Analysis

 

The last year has seen extensive discussion of China’s Foreign NGO Law, focusing especially on whether or not the law would cause a major shift in the kind of work foreign NGOs are able to do in the mainland. Less often examined, however, is how China’s new regulatory structure differs from those of other countries or territories. The most obvious comparison is with other countries that have also recently implemented laws aimed at foreign non-profits,...Read more
The China NGO Project has created the following visualizations based on data available on the Ministry of Public Security website, as well as on our own research. To analyze foreign NGO representative offices, we looked at organizations’ countries/regions of origin, province and date of registration, fields of work, and number of representative offices per organization. For foreign NGO temporary activities, we looked at organizations’ countries/regions of origin, locations of activity, fields of work, and lengths...Read more

Policy Analysis on China’s Civil Society Organizations

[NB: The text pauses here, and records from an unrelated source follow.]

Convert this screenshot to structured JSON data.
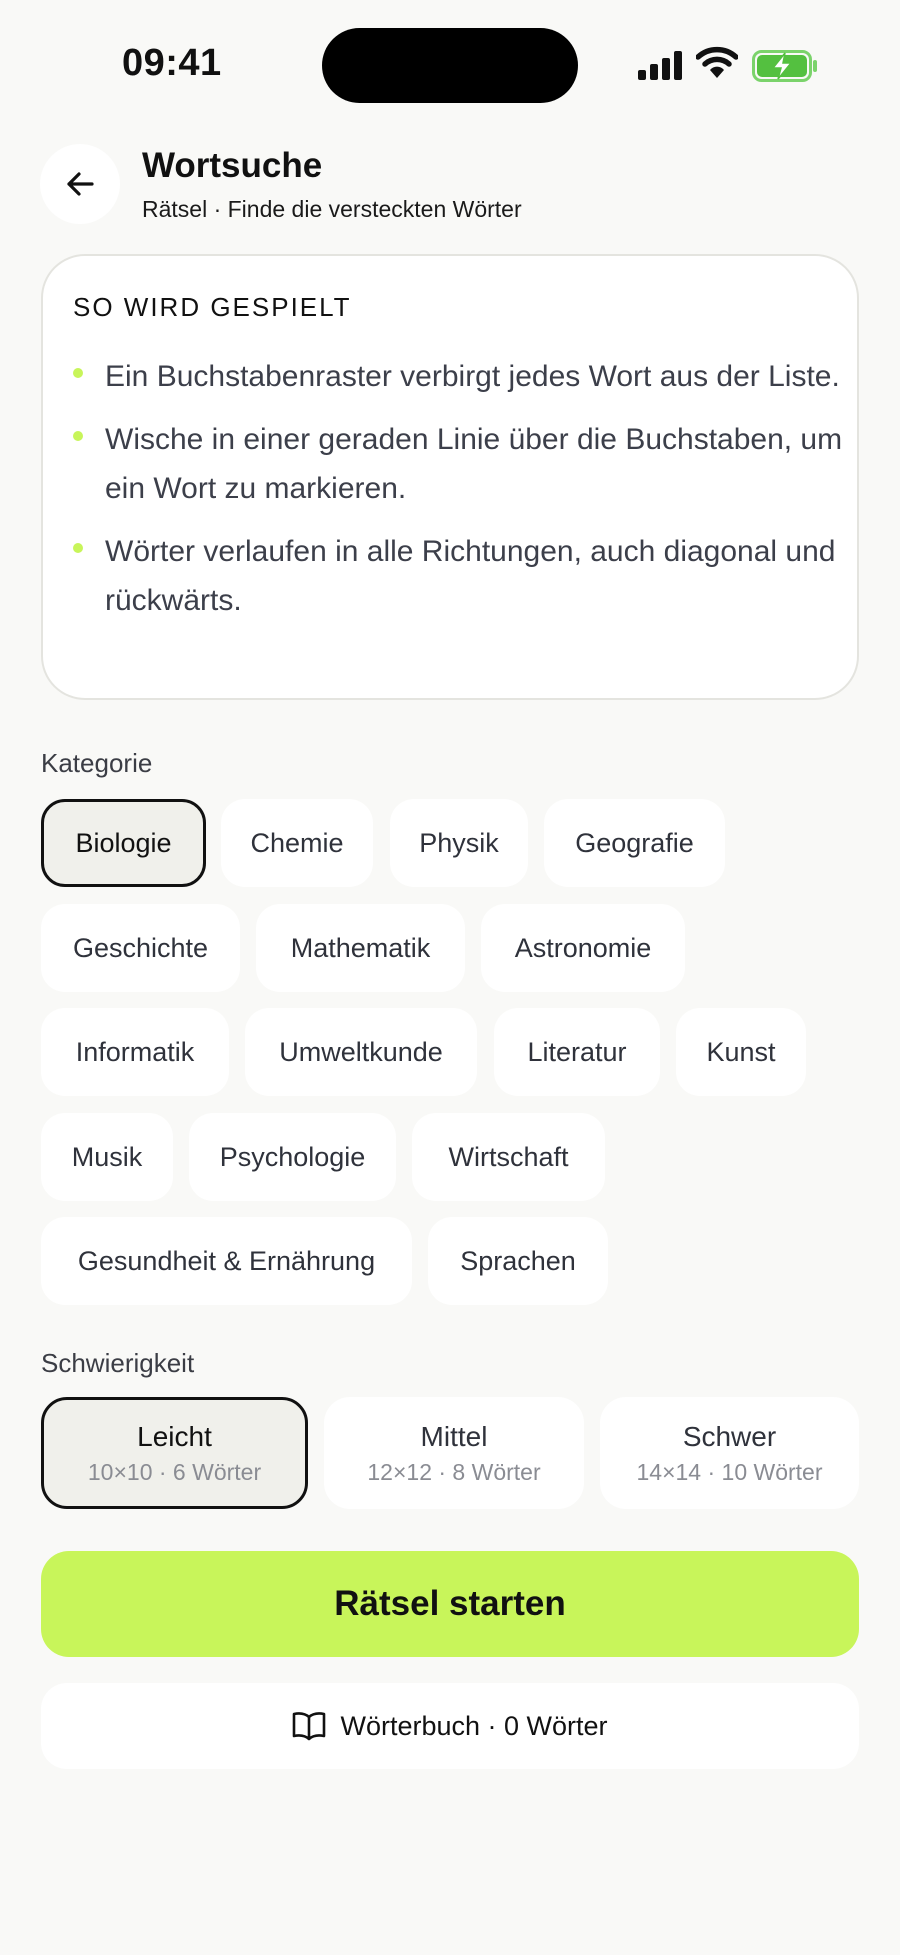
{
  "status_bar": {
    "time": "09:41",
    "icons": [
      "signal-icon",
      "wifi-icon",
      "battery-charging-icon"
    ]
  },
  "header": {
    "back_icon": "arrow-left-icon",
    "title": "Wortsuche",
    "subtitle": "Rätsel · Finde die versteckten Wörter"
  },
  "howto": {
    "title": "SO WIRD GESPIELT",
    "rules": [
      "Ein Buchstabenraster verbirgt jedes Wort aus der Liste.",
      "Wische in einer geraden Linie über die Buchstaben, um ein Wort zu markieren.",
      "Wörter verlaufen in alle Richtungen, auch diagonal und rückwärts."
    ]
  },
  "category": {
    "label": "Kategorie",
    "selected": "Biologie",
    "options": [
      "Biologie",
      "Chemie",
      "Physik",
      "Geografie",
      "Geschichte",
      "Mathematik",
      "Astronomie",
      "Informatik",
      "Umweltkunde",
      "Literatur",
      "Kunst",
      "Musik",
      "Psychologie",
      "Wirtschaft",
      "Gesundheit & Ernährung",
      "Sprachen"
    ]
  },
  "difficulty": {
    "label": "Schwierigkeit",
    "selected": "Leicht",
    "options": [
      {
        "name": "Leicht",
        "meta": "10×10 · 6 Wörter"
      },
      {
        "name": "Mittel",
        "meta": "12×12 · 8 Wörter"
      },
      {
        "name": "Schwer",
        "meta": "14×14 · 10 Wörter"
      }
    ]
  },
  "actions": {
    "start_label": "Rätsel starten",
    "dictionary_label": "Wörterbuch · 0 Wörter",
    "dictionary_icon": "book-open-icon"
  },
  "colors": {
    "accent": "#c8f55a",
    "background": "#f9f9f7",
    "selected_border": "#111111"
  }
}
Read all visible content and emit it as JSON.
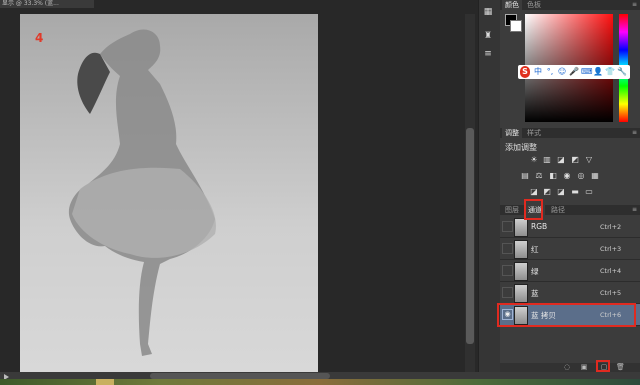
{
  "document": {
    "tab_label": "显示 @ 33.3% (蓝..."
  },
  "canvas": {
    "step_marker": "4"
  },
  "color_panel": {
    "tabs": [
      "颜色",
      "色板"
    ],
    "active_tab": 0
  },
  "ime_toolbar": {
    "items": [
      "S",
      "中",
      "°,",
      "☺",
      "🎤",
      "⌨",
      "👤",
      "👕",
      "🔧"
    ]
  },
  "adjustments_panel": {
    "tabs": [
      "调整",
      "样式"
    ],
    "title": "添加调整"
  },
  "channels_panel": {
    "tabs": [
      "图层",
      "通道",
      "路径"
    ],
    "active_tab": 1,
    "channels": [
      {
        "name": "RGB",
        "shortcut": "Ctrl+2",
        "visible": false,
        "selected": false
      },
      {
        "name": "红",
        "shortcut": "Ctrl+3",
        "visible": false,
        "selected": false
      },
      {
        "name": "绿",
        "shortcut": "Ctrl+4",
        "visible": false,
        "selected": false
      },
      {
        "name": "蓝",
        "shortcut": "Ctrl+5",
        "visible": false,
        "selected": false
      },
      {
        "name": "蓝 拷贝",
        "shortcut": "Ctrl+6",
        "visible": true,
        "selected": true
      }
    ]
  },
  "colors": {
    "highlight": "#e02a20",
    "selected_row": "#5b6e8a",
    "panel_bg": "#3c3c3c"
  }
}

2017 Annual Report
Three policies emerged around 2017 that have a significant impact on the development of civil society organizations: the Law on Administration of Activities of Overseas [Foreign] Nongovernmental Organizations in the Mainland of China, effective the first week of the year; the Charity Law, effective September 2016; and the Opinion on the Reform of the Social Organization Management System and Promotion of the Healthy and Orderly Development of Social Organizations, jointly issued by the General Office...Read more
The advent of the Foreign NGO Law in January left many wondering what it portended for foreign NGOs’ work China. How many foreign NGOs would be able to register? Where in the mainland would they be able to operate? And how might the new registration and filing processes change the kind of work foreign NGOs would be able to carry out legally?Read more
Worries about the future of civil society organizations in China are limited to only a handful of European countries. Others put their faith in established informal ties or have subscribed to Chinese understandings of “people-to-people exchanges,” which are unlikely to be affected by restrictions on non-governmental organizations.Read more